But here are the facts:
- We gave the Iranians something tens of billions of dollars (maybe as much as $150 billion) in previously frozen assets but they've burned through it.
- The Iranian economy is in bad shape and a strong response here could push them into a reform posture.
- The Iranians were violating the agreement anyway.
- A bad Iran regime was on a clear path to develop a nuclear weapon anyway. At best, the agreement simply delayed that effort a bit.
- Iran has been and remains the largest state sponsor of terrorism.
In today's Washington Examiner there is a call for an economic warfare program that could replace a bad regime with a great and stable government. Here are the concluding paragraphs:
by Michael Rubin | May 08, 2018 10:29 AM Washington Examiner
As the smoke clears from Trump's decision, what are the lessons the United States should learn? If critics of Trump's move say he risks American credibility by putting the nuclear deal at risk, they should understand that the real risk to American credibility comes by trying to create shortcuts. Not only was the nuclear deal not a treaty, since it was never ratified by the Senate, but Sens. Bob Corker, R-Tenn., and Ben Cardin, D-Md., arranged its airing in the Senate to not even need majority approval. Negotiating an agreement capable of receiving Senate ratification is hard, but perhaps had Kerry been a more skilled negotiator and had he and Obama been willing to apply the full force of American leverage, they could have done so.
This is the reason why complaints that walking away from a flawed nuclear deal would undercut any future arms control agreement with North Korea or other rogues fall short. By insisting on an agreement that lives up to its promises rather than only to the illusion of the promises, Washington signals that it is interested only in reality rather than sleight of hand. Give Washington substance, and agreements will have staying power.
The nuclear deal was never meant to be a "get out of jail free card" on other Iranian malfeasance. The United States should wage economic warfare against Iran's ballistic missile program and use all available means to disrupt Iranian terrorism. Trump will err if his decision stands alone. However, if it is part of a broader and hopefully multilateral strategy, he can advance regional security.
Regardless of which side you are on politically, the Iranian nuclear agreement is directly connected with Economic Warfare. John Kerry said that walking away from it would spell doom for the dollar and ultimately American power. The Obama team purposely elevated the Iranian regime as a power play in the Middle East. They warn now against abandoning that strategy.

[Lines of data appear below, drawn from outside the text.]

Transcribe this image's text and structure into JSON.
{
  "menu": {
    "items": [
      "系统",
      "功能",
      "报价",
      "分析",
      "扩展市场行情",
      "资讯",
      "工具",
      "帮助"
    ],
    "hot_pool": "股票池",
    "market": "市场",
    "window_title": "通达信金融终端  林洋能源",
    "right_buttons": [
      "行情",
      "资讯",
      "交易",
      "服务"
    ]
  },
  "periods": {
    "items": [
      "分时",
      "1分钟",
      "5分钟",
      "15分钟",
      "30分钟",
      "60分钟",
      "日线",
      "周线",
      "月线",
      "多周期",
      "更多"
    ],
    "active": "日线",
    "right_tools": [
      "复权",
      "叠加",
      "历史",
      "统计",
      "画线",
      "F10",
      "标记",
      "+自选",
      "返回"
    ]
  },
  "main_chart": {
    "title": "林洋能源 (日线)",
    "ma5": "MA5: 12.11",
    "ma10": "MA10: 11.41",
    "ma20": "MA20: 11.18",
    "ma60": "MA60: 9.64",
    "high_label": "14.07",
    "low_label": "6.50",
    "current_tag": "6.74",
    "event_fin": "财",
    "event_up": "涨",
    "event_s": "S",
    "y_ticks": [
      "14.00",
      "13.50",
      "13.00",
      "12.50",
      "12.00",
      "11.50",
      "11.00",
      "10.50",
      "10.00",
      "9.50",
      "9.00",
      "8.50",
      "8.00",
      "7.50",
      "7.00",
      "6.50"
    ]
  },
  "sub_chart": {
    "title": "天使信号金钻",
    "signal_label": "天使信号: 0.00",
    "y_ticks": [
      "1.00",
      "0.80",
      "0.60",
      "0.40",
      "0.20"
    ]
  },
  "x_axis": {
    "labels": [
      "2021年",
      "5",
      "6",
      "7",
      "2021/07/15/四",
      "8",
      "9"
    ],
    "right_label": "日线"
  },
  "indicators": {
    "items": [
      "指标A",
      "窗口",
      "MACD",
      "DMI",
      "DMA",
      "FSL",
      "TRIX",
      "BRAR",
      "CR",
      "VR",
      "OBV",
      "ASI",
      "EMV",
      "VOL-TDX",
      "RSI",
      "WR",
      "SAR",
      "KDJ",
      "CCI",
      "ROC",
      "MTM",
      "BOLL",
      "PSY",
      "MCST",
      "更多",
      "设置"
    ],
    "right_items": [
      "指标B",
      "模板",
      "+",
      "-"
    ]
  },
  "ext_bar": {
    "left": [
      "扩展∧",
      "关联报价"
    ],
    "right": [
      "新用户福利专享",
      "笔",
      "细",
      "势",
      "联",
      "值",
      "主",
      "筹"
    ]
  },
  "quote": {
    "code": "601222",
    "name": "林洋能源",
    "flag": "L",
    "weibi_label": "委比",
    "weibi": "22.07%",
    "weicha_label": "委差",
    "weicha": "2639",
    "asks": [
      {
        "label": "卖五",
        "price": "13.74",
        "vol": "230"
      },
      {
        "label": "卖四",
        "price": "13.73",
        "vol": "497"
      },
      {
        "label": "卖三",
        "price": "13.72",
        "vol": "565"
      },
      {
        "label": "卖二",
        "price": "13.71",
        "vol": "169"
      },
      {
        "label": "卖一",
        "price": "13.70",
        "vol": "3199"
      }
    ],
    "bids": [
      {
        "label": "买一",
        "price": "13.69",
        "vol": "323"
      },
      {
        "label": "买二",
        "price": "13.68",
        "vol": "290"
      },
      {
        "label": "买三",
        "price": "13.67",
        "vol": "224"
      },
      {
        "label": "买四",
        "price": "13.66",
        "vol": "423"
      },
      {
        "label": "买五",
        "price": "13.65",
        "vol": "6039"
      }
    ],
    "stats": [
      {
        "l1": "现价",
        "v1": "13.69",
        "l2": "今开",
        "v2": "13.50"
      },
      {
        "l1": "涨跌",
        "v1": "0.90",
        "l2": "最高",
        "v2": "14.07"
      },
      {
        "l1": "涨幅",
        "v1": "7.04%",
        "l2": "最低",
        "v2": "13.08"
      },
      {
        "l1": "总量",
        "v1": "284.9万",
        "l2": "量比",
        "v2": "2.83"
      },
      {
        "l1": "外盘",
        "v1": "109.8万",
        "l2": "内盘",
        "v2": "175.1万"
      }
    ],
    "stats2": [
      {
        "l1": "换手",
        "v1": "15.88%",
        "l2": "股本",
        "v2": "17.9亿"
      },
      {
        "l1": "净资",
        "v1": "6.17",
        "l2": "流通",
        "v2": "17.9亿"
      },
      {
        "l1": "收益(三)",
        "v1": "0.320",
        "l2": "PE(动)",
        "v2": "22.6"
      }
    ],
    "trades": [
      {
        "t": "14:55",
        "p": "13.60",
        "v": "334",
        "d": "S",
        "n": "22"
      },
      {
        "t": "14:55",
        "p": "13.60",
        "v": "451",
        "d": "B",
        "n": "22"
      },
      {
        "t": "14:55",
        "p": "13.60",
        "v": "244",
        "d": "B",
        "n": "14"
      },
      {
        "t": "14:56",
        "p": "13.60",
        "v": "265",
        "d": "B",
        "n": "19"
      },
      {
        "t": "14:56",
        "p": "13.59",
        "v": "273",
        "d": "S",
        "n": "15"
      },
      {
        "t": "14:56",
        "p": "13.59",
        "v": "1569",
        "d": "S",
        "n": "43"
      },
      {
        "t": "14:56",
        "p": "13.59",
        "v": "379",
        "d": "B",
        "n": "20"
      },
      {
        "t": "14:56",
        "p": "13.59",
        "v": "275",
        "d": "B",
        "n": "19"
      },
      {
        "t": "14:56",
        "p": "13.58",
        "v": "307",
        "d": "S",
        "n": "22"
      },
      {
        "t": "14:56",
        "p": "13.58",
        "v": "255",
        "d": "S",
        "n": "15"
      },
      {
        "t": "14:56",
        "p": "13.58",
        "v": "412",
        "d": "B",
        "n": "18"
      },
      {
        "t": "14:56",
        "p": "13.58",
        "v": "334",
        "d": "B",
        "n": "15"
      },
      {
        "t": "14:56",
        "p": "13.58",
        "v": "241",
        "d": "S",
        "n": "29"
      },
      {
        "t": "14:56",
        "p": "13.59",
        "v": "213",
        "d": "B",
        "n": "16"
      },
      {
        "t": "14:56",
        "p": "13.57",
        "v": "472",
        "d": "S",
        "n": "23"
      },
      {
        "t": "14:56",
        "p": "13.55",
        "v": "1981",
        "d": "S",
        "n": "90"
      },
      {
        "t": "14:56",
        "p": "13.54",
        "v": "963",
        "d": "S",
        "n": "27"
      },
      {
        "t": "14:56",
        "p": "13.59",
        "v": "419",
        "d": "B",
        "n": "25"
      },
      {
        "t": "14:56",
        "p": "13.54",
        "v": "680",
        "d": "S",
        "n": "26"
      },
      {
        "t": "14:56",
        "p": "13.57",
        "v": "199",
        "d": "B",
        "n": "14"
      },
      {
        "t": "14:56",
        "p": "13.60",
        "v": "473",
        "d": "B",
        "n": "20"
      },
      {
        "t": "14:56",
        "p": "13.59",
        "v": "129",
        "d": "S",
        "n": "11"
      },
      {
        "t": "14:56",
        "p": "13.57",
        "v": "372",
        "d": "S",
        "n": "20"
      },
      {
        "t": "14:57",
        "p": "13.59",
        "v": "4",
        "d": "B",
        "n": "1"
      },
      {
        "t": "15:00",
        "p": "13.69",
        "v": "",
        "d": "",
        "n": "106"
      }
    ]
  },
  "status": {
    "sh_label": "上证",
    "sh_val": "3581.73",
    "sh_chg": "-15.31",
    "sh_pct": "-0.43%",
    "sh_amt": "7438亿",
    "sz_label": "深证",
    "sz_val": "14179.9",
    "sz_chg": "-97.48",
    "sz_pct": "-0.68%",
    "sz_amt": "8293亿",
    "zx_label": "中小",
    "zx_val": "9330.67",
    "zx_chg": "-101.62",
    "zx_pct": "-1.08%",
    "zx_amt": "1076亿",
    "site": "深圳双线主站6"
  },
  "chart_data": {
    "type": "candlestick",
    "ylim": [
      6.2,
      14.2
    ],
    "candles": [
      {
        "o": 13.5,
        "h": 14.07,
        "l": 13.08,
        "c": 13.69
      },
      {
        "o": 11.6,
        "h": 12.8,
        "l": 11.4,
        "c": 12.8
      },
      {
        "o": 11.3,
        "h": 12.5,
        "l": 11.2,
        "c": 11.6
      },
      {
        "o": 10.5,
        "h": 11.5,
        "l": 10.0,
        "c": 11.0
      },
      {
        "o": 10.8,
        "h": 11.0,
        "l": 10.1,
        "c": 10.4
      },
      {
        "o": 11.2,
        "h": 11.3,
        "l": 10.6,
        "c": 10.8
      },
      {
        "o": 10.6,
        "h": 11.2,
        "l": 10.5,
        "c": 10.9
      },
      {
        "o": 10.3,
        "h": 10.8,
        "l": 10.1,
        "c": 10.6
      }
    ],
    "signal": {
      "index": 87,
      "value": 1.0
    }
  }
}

On the other hand, more optimistic observers side with the President and see this as a unique opportunity to make a profound and lasting change in the Middle East. It would be an amazing legacy indeed if President Trump were to provoke positive change in Iran, reformation in Saudi Arabia, and improved relations with Israel in a single term. Time will tell which view is correct. From our perspective the Obama/Kerry strategy was more akin to Neville Chamberlain while President Trump's approach is more in line with Churchill.